Fine-structure constant
–
It is related to the elementary charge e, which characterizes the strength of the coupling of an elementary charged particle with the electromagnetic field, by the formula 4πε0ħcα = e2. Being a dimensionless quantity, it has the numerical value of about 1⁄137 in all systems of units. Arnold Sommerfeld introduced the fine-structure constant in 1916, the definition reflects the relationship between α and the elementary charge e, which equals √4παε0ħc. In electrostatic cgs units, the unit of charge, the statcoulomb, is defined so that the Coulomb constant, ke, or the permittivity factor, 4πε0, is 1. Then the expression of the constant, as commonly found in older physics literature. In natural units, commonly used in high energy physics, where ε0 = c = ħ =1, the value of the fine-structure constant is α = e 24 π. As such, the constant is just another, albeit dimensionless, quantity determining the elementary charge. The 2014 CODATA recommended value of α is α = e 2 ℏ c =0.0072973525664 and this has a relative standard uncertainty of 0.32 parts per billion. For reasons of convenience, historically the value of the reciprocal of the constant is often specified. The 2014 CODATA recommended value is given by α −1 =137.035999139, the theory of QED predicts a relationship between the dimensionless magnetic moment of the electron and the fine-structure constant α.035999173. This measurement of α has a precision of 0.25 parts per billion and this value and uncertainty are about the same as the latest experimental results. The fine-structure constant, α, has several physical interpretations, α is, The square of the ratio of the elementary charge to the Planck charge α =2. The ratio of the velocity of the electron in the first circular orbit of the Bohr model of the atom to the speed of light in vacuum and this is Sommerfelds original physical interpretation. Then the square of α is the ratio between the Hartree energy and the electron rest energy, the theory does not predict its value.

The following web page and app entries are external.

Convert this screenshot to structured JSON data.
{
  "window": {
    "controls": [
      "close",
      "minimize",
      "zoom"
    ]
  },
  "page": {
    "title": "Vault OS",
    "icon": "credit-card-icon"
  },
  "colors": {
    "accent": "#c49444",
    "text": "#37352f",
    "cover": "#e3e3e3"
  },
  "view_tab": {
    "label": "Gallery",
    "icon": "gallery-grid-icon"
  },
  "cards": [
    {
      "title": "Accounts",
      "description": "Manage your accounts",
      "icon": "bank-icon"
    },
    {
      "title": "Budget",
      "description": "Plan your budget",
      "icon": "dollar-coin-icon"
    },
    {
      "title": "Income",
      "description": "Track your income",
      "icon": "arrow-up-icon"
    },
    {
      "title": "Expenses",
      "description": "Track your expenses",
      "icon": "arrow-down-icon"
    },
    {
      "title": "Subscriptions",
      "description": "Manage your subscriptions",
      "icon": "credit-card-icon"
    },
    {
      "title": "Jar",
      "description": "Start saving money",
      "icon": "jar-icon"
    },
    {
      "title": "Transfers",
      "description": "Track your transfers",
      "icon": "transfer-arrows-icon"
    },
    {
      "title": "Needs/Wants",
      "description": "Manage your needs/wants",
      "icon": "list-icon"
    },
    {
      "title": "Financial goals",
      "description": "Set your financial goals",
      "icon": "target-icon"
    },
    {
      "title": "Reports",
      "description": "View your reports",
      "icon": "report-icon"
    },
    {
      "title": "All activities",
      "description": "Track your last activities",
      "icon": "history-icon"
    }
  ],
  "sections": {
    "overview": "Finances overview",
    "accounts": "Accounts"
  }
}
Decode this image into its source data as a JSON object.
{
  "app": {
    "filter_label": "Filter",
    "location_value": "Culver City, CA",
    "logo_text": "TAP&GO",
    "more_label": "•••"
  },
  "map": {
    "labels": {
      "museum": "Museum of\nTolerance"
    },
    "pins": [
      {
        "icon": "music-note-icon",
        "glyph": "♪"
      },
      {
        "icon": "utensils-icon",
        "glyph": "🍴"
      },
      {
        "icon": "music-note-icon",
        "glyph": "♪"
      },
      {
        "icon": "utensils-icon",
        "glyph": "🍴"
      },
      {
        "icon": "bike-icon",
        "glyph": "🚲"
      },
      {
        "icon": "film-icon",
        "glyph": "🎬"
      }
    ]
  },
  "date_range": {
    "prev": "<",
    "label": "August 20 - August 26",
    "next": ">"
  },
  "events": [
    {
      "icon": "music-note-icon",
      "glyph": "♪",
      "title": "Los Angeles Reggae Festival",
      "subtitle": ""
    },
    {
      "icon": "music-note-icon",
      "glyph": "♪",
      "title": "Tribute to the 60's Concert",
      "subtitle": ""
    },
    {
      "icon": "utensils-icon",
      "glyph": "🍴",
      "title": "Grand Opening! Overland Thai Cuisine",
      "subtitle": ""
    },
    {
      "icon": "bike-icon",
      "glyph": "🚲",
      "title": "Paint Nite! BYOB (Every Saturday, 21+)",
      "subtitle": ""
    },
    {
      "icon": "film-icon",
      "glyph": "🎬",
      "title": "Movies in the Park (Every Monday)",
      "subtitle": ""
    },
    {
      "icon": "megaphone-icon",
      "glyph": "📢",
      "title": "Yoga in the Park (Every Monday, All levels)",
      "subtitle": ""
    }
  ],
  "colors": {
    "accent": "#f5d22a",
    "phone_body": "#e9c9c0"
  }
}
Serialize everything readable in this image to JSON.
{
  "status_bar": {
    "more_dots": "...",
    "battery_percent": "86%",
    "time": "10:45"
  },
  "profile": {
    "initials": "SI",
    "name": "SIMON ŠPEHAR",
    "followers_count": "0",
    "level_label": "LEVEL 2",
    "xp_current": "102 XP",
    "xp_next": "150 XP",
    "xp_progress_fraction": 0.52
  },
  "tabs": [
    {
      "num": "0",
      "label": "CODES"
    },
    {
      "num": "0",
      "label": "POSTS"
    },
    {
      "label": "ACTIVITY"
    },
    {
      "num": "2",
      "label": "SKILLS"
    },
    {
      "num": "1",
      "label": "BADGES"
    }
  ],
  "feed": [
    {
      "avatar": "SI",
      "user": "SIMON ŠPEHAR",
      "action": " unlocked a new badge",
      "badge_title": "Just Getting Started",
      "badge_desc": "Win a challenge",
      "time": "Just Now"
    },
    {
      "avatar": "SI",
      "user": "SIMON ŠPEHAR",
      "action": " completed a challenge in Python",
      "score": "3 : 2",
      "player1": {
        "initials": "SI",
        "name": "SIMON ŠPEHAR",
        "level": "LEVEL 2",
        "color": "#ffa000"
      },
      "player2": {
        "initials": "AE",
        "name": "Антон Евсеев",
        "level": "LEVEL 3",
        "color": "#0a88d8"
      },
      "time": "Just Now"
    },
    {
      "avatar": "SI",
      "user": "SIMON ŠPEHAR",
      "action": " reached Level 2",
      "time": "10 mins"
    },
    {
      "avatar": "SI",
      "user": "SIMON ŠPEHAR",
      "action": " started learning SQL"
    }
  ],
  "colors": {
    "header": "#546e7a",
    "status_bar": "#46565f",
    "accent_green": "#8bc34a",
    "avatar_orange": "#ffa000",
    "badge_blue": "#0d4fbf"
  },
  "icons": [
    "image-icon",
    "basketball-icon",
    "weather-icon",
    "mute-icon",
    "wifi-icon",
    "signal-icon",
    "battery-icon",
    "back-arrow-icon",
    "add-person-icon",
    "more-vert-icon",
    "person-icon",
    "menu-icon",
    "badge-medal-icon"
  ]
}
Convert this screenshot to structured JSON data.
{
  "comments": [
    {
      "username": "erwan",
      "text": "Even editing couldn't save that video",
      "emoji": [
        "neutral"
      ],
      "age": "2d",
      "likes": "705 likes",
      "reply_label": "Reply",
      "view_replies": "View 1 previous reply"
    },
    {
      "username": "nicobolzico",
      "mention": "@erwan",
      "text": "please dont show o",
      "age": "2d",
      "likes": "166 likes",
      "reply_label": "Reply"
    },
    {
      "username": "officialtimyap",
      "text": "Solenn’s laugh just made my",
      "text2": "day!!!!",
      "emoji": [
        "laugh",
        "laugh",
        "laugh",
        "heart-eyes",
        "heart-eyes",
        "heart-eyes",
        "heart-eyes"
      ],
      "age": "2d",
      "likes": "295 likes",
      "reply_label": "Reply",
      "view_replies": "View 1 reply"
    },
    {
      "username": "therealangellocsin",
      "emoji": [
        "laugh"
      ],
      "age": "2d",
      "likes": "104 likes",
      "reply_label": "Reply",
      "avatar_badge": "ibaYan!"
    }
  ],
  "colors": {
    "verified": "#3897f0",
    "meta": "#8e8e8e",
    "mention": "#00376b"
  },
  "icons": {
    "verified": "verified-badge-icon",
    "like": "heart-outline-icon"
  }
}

Therefore, α must be determined experimentally, in fact, α is one of the about 20 empirical parameters in the Standard Model of particle physics, whose value is not determined within the Standard Model. In the electroweak theory unifying the weak interaction with electromagnetism, α is absorbed into two other coupling constants associated with the gauge fields. In this theory, the interaction is treated as a mixture of interactions associated with the electroweak fields. The strength of the electromagnetic interaction varies with the strength of the energy field, the absorption value for normal-incident light on graphene in vacuum would then be given by πα/2 or 2. 24%, and the transmission by 1/2 or 97. 75%